**Listed records**
------

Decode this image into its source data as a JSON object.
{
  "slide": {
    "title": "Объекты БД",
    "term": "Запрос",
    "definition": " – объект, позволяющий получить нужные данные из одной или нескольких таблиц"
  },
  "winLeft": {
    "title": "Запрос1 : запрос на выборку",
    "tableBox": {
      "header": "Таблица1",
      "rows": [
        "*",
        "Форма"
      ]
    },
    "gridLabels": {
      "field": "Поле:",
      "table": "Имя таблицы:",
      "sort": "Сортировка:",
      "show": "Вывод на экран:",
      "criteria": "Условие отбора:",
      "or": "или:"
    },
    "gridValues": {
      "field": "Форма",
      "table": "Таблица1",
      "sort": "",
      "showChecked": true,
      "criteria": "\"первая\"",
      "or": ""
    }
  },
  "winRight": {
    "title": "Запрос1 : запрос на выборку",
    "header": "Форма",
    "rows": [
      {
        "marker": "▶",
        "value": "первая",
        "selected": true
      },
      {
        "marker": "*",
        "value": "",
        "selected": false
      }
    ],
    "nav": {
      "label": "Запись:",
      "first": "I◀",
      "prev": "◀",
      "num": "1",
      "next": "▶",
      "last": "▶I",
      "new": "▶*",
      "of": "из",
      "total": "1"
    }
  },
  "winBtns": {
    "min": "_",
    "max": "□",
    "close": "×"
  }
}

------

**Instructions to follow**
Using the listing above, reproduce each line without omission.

**Completed exercise**
Decode this image into its source data as a JSON object.
{
  "slide": {
    "title": "Объекты БД",
    "term": "Запрос",
    "definition": " – объект, позволяющий получить нужные данные из одной или нескольких таблиц"
  },
  "winLeft": {
    "title": "Запрос1 : запрос на выборку",
    "tableBox": {
      "header": "Таблица1",
      "rows": [
        "*",
        "Форма"
      ]
    },
    "gridLabels": {
      "field": "Поле:",
      "table": "Имя таблицы:",
      "sort": "Сортировка:",
      "show": "Вывод на экран:",
      "criteria": "Условие отбора:",
      "or": "или:"
    },
    "gridValues": {
      "field": "Форма",
      "table": "Таблица1",
      "sort": "",
      "showChecked": true,
      "criteria": "\"первая\"",
      "or": ""
    }
  },
  "winRight": {
    "title": "Запрос1 : запрос на выборку",
    "header": "Форма",
    "rows": [
      {
        "marker": "▶",
        "value": "первая",
        "selected": true
      },
      {
        "marker": "*",
        "value": "",
        "selected": false
      }
    ],
    "nav": {
      "label": "Запись:",
      "first": "I◀",
      "prev": "◀",
      "num": "1",
      "next": "▶",
      "last": "▶I",
      "new": "▶*",
      "of": "из",
      "total": "1"
    }
  },
  "winBtns": {
    "min": "_",
    "max": "□",
    "close": "×"
  }
}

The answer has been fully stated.